## Records shown
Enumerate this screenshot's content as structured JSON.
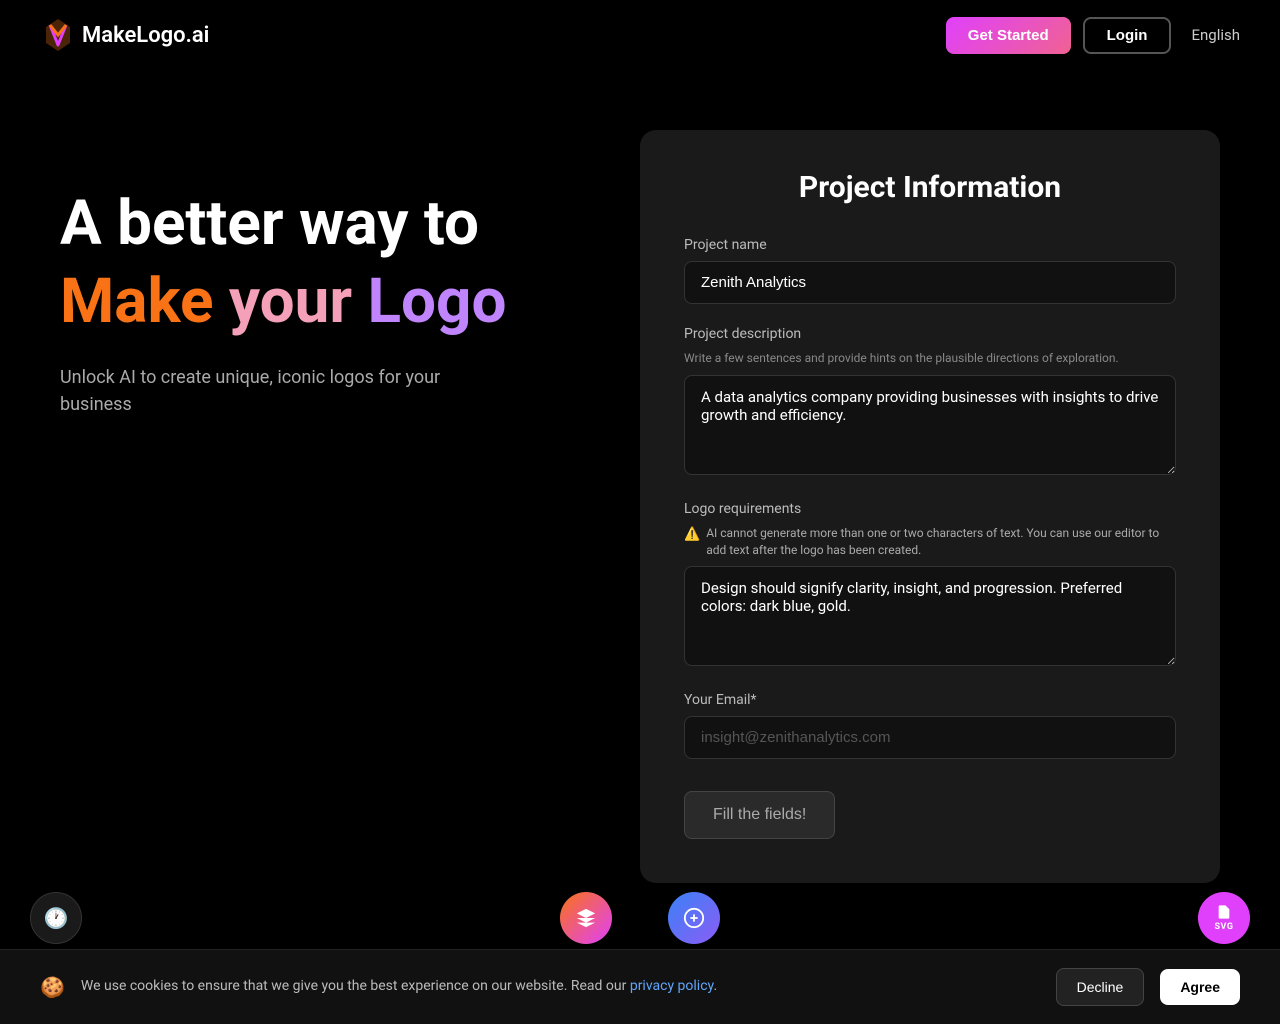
{
  "header": {
    "logo_text": "akeLogo.ai",
    "logo_m": "M",
    "get_started_label": "Get Started",
    "login_label": "Login",
    "language_label": "English"
  },
  "hero": {
    "title_line1": "A better way to",
    "title_word1": "Make",
    "title_word2": "your",
    "title_word3": "Logo",
    "subtitle": "Unlock AI to create unique, iconic logos for your business"
  },
  "form": {
    "title": "Project Information",
    "project_name_label": "Project name",
    "project_name_value": "Zenith Analytics",
    "project_description_label": "Project description",
    "project_description_sublabel": "Write a few sentences and provide hints on the plausible directions of exploration.",
    "project_description_value": "A data analytics company providing businesses with insights to drive growth and efficiency.",
    "logo_requirements_label": "Logo requirements",
    "logo_requirements_warning": "AI cannot generate more than one or two characters of text. You can use our editor to add text after the logo has been created.",
    "logo_requirements_value": "Design should signify clarity, insight, and progression. Preferred colors: dark blue, gold.",
    "email_label": "Your Email*",
    "email_placeholder": "insight@zenithanalytics.com",
    "submit_label": "Fill the fields!"
  },
  "cookie": {
    "text": "We use cookies to ensure that we give you the best experience on our website. Read our",
    "link_text": "privacy policy",
    "decline_label": "Decline",
    "agree_label": "Agree"
  },
  "fabs": {
    "clock_label": "⏰",
    "svg_label": "SVG"
  }
}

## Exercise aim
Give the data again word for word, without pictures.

## Output
Enumerate this screenshot's content as structured JSON.
{
  "header": {
    "logo_text": "akeLogo.ai",
    "logo_m": "M",
    "get_started_label": "Get Started",
    "login_label": "Login",
    "language_label": "English"
  },
  "hero": {
    "title_line1": "A better way to",
    "title_word1": "Make",
    "title_word2": "your",
    "title_word3": "Logo",
    "subtitle": "Unlock AI to create unique, iconic logos for your business"
  },
  "form": {
    "title": "Project Information",
    "project_name_label": "Project name",
    "project_name_value": "Zenith Analytics",
    "project_description_label": "Project description",
    "project_description_sublabel": "Write a few sentences and provide hints on the plausible directions of exploration.",
    "project_description_value": "A data analytics company providing businesses with insights to drive growth and efficiency.",
    "logo_requirements_label": "Logo requirements",
    "logo_requirements_warning": "AI cannot generate more than one or two characters of text. You can use our editor to add text after the logo has been created.",
    "logo_requirements_value": "Design should signify clarity, insight, and progression. Preferred colors: dark blue, gold.",
    "email_label": "Your Email*",
    "email_placeholder": "insight@zenithanalytics.com",
    "submit_label": "Fill the fields!"
  },
  "cookie": {
    "text": "We use cookies to ensure that we give you the best experience on our website. Read our",
    "link_text": "privacy policy",
    "decline_label": "Decline",
    "agree_label": "Agree"
  },
  "fabs": {
    "clock_label": "⏰",
    "svg_label": "SVG"
  }
}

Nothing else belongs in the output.